After a thorough examination to identify all contributing factors for a patient’s CTS- related symptoms, a doctor of chiropractic may employ the following conservative treatments: a wrist splint to maintain proper posture at night when sleeping; anti- inflammatory measures such as ice; anti-inflammatory nutritional products such as ginger, turmeric, bioflavonoids, and others; work and/or leisure activity modifications that reduce strain on the wrist; manipulation of the small joints of the wrist as well as to joints proximal to the wrist including the elbow, shoulder, and cervical spine; muscle release techniques to the upper extremity, especially the forearm and hand; stretching exercises; and the use of some physio-therapeutic modalities can also facilitate in reducing inflammation.
According to the National Institute of Neurological Disorders and Stroke, CTS usually responds well to conservative treatment, especially early in the course of the condition. However, in some cases, surgical intervention may be necessary.
The "Red Flags" of Low Back Pain
Low Back Pain
Treatment guidelines published around the world note that ruling out “red flags” is a healthcare
provider’s number one responsibility, which is in line with the decree exhorted by all healthcare
professionals when first entering practice to do no harm. When detected, red flags prompt a doctor to stop
and immediately send the patient to the appropriate healthcare provider or emergency department to avoid
a catastrophic outcome, which may include death.
The four main red flags cited for low back pain include: cancer, fracture, cauda equine syndrome, and infection. In 1992, Dr. Richard Deyo reported that the patient’s history is more important for identifying red flags than a routine physical exam, especially in the early stages of these conditions. This is partially why new patients need to fill out so much paperwork on their initial visit. These are the factors that suggest red flags when it comes to low back pain:
Cancer: a past history of cancer, unexplained weight loss, failure to improve with a month of therapy, no relief with bed rest, and duration of pain over one month. However, when the combination of age over 50 years, past history of cancer, unexplained weight loss, and failure to improve with one month of therapy exists, the sensitivity or "true-positive" reaches 100%—in other words, IT IS CANCER until proven otherwise!
Cauda equine syndrome: acute onset of urinary retention or overflow incontinence, loss of anal sphincter tone or fecal incontinence, “saddle” anesthesia, and global or progressive motor weakness in the lower limbs.
Infection: prolonged use of corticosteroids (such as organ transplant recipients); intravenous drug use; urinary tract, respiratory tract, or other infection; and immunosuppressant medication and/or condition.
Spinal fracture: history of significant trauma at any age; minor trauma in persons over 50 years of age; patient over 70 years of age with a history of osteoporosis (with or without trauma); and prolonged use of corticosteroids. A checklist that includes these important historical questions can be easily applied in any practice, which is highly recommended.
All healthcare providers—including chiropractors—managing patients in a primary care setting are obligated to rule out red flags in order to ensure patient safely when rendering treatment for LBP. The good news is that most cases of low back pain aren’t caused by these red flags and respond well to conservative chiropractic care!

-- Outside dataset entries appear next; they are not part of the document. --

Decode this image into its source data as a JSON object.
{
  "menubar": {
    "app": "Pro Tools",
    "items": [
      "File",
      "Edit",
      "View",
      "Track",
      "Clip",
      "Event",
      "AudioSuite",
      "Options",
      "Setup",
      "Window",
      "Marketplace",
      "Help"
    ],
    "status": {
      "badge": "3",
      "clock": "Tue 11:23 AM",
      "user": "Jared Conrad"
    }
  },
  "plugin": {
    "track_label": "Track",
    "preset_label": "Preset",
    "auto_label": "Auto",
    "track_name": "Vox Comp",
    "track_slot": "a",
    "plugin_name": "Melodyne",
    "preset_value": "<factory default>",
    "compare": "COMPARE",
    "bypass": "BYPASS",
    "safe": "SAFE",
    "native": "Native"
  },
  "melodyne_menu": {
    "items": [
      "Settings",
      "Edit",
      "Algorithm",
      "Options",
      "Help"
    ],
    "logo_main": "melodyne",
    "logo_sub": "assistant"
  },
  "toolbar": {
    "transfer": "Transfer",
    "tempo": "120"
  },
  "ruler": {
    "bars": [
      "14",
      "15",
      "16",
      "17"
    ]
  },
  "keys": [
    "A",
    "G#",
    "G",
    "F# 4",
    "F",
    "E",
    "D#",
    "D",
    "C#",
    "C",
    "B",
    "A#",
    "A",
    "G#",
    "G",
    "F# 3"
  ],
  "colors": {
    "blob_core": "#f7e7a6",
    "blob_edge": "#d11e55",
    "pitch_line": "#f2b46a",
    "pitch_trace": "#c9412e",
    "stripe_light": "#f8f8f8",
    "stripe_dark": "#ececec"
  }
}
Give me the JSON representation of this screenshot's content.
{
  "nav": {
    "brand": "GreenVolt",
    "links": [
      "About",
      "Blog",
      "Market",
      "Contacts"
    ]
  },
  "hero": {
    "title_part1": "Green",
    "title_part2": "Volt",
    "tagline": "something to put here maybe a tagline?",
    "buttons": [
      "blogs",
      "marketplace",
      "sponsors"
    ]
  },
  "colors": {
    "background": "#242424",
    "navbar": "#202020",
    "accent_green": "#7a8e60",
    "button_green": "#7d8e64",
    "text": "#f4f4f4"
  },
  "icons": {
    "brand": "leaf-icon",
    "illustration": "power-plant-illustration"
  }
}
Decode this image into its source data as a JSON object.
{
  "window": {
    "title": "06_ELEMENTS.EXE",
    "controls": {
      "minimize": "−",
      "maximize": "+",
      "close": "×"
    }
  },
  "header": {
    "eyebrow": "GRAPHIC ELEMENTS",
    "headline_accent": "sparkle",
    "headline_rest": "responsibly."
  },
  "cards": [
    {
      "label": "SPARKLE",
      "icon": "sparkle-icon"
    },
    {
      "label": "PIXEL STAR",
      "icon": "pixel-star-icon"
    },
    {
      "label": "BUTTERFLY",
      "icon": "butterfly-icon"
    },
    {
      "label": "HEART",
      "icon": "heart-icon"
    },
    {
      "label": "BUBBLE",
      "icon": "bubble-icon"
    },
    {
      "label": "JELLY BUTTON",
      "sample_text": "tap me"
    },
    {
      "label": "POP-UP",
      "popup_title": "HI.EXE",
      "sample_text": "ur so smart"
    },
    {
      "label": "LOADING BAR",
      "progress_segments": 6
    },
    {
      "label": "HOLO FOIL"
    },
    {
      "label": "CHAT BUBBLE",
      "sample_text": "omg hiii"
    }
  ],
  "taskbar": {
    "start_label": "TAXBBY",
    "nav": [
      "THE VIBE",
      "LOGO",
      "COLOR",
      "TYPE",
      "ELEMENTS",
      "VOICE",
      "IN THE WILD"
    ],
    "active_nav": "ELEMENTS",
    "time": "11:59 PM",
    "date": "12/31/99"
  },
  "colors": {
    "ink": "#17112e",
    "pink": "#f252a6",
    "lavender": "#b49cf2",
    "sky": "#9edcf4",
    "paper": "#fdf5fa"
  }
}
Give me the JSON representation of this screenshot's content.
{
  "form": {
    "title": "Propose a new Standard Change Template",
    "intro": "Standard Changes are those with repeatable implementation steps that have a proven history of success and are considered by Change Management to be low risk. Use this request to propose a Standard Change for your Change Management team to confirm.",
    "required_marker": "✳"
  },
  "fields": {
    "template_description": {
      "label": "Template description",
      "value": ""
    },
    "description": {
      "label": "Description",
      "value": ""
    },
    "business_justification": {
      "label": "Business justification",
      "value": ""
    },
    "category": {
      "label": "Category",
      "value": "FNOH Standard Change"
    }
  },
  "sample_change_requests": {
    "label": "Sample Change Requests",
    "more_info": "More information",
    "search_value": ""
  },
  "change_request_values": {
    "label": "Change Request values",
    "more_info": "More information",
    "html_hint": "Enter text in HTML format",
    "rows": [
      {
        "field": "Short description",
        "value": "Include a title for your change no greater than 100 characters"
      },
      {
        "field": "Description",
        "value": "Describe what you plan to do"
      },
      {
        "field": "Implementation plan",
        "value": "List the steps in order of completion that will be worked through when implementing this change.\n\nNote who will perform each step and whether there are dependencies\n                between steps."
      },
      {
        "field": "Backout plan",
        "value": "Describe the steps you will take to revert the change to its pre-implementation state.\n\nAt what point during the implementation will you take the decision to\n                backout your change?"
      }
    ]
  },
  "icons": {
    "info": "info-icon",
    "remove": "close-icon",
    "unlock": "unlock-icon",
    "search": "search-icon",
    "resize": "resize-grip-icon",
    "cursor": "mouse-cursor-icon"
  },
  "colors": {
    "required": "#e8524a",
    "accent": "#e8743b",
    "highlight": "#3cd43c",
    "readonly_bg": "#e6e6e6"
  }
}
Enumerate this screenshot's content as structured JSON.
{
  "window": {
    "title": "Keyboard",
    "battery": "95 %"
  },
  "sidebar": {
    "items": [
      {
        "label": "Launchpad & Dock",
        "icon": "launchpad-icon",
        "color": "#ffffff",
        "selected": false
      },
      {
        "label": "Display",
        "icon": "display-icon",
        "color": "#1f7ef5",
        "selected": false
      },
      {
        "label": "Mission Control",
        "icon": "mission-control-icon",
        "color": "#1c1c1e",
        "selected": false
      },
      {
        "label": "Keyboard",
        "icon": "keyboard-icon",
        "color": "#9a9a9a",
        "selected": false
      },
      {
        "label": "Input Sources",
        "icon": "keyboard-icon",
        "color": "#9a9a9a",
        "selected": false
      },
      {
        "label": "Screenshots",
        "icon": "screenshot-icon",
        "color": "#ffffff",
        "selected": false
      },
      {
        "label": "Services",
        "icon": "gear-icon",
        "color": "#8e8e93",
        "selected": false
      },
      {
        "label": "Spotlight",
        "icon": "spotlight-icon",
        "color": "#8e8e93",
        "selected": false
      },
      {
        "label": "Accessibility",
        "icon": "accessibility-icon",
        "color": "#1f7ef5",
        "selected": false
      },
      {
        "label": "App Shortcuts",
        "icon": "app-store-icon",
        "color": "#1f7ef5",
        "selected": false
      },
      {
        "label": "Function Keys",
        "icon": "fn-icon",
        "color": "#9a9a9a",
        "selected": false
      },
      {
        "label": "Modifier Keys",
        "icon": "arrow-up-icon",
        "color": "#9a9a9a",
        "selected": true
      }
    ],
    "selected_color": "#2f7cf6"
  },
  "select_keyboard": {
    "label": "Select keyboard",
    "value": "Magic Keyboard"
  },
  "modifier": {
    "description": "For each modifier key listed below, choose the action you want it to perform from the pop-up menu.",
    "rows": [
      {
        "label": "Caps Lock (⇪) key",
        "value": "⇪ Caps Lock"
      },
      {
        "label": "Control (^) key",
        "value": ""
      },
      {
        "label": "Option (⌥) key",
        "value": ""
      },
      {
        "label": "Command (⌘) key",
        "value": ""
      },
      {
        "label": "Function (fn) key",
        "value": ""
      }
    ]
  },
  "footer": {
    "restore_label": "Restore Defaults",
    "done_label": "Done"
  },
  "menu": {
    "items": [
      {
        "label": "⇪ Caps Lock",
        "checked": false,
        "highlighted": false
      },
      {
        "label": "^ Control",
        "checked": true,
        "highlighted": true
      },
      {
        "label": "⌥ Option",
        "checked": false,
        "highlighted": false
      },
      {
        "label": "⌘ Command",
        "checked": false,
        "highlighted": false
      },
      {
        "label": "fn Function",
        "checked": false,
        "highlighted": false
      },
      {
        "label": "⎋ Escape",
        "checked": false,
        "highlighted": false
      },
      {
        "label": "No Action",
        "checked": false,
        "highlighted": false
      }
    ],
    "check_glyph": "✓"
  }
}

FOR YOUR FREE NO-OBLIGATION CONSULTATION CALL
Abramson Family Chiropractic
10222 19 th Ave SE, Suite 103, Everett, WA 98208
This information should not be substituted for medical or chiropractic advice. Any and all health care concerns, decisions, and actions must be done through the advice and counsel of a health care professional who is familiar with your updated medical history.